Belgian ban on Facebook cookies should apply to all of Europe, privacy watchdogs say

Facebook disagrees, and says in any case it plans to appeal the Belgian court's interim ruling

Facebook cookies

Facebook sends cookies to visitors' browsers and tracks them whether or not they are signed in to the site.

Credit: Peter Sayer

European data protection authorities want Facebook to stop using cookies to track people who don't have a Facebook account.

As part of a case brought by the Belgian Privacy Commission, a Brussels court ordered Facebook in an interim ruling not to track people in Belgium using its "datr" cookie unless they have an account on the site.

Facebook is appealing that ban, which finally took effect last week.

On Monday, data protection authorities in five European Union countries published a joint declaration calling on Facebook to act as if the ban applied across the EU. The five formed a "contact group" to communicate with Facebook about their coordinated investigation into changes to the company's privacy policy.

"While recognizing the right of Facebook to appeal the aforementioned judgment, the contact group expects Facebook to comply with these orders in all territories of the EU as a means of contributing to ensure consistency with the requirements” of the 1995 and 2002 EU privacy directives, they wrote. The declaration was signed by national DPAs in France, Belgium, the Netherlands, and Spain, and the regional data protection commissioner in Hamburg, Germany.

It seems the authorities will be disappointed: Facebook won't stop using the cookies outside Belgium, although it is willing to talk about why it uses them.

"The interim order obtained by the Belgian DPA threatens the security we can offer to everyone who uses Facebook, and we are appealing it to a court that will have the benefit of all the facts. Although the order has no effect outside of Belgium, we welcome the opportunity to share the security threats created by the order with other interested regulators," a company representative said via email.

The Privacy Commission's objection to the datr cookie is that Facebook sets it in the browser of anyone who visits the site facebook.com -- perhaps to check out the public web page of an event -- but then receives it each time that browser is used to visit any webpage containing a Facebook social plugin, such as a Like button, even when the visitor doesn't have a Facebook account.

Facebook says that the datr cookie is used to maintain the security of its site, helping it stop 400,000 unauthorized attempts to take over people's accounts each day, including 33,000 in Belgium in the past month.
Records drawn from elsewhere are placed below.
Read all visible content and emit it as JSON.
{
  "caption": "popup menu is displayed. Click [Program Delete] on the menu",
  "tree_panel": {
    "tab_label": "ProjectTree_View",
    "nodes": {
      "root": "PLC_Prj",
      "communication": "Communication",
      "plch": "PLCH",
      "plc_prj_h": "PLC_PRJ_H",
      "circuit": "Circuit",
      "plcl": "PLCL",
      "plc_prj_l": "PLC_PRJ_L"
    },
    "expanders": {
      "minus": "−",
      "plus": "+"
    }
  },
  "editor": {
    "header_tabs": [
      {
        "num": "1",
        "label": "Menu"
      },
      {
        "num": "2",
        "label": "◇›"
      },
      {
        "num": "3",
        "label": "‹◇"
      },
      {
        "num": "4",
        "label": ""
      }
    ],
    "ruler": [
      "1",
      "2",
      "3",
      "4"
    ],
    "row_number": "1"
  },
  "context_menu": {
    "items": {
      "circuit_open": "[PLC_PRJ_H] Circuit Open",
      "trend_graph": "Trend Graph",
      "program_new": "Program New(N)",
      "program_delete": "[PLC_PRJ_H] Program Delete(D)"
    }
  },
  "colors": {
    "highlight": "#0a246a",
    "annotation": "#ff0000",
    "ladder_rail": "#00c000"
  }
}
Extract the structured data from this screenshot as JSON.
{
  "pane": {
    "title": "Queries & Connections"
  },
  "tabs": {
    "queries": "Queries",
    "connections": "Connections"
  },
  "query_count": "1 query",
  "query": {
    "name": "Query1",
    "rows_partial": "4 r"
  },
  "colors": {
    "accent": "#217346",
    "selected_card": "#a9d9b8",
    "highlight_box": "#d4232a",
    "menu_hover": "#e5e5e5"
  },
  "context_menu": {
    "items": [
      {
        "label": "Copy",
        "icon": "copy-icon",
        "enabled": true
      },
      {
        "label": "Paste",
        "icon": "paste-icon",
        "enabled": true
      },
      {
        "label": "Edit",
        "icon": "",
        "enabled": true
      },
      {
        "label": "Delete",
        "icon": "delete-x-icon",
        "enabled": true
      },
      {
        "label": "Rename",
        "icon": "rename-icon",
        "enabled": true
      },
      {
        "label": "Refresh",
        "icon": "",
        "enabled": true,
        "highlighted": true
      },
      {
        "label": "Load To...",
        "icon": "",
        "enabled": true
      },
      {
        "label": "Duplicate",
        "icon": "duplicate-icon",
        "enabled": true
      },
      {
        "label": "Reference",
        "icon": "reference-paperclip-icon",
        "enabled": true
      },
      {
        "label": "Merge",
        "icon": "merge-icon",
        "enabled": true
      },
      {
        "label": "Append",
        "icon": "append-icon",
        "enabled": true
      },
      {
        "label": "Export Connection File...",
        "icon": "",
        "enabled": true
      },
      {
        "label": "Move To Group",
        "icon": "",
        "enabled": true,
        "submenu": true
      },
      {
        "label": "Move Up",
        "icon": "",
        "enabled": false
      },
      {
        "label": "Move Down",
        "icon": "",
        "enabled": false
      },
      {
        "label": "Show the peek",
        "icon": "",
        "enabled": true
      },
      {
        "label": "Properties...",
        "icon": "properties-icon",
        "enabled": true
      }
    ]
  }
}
As the Belgian cookie ban came into effect last week, the company's head of security, Alex Stamos, blogged about all the things the company will have to stop doing in Belgium because it can't use the cookies.

Those steps include blocking visitors not signed into Facebook from accessing the site, and forcing Facebook account holders to jump through additional security hoops when logging in from an unrecognized browser.

The five DPAs warned Facebook in their declaration that its response to the ruling should not have any negative effects on Internet users.

Related:
Shop Tech Products at Amazon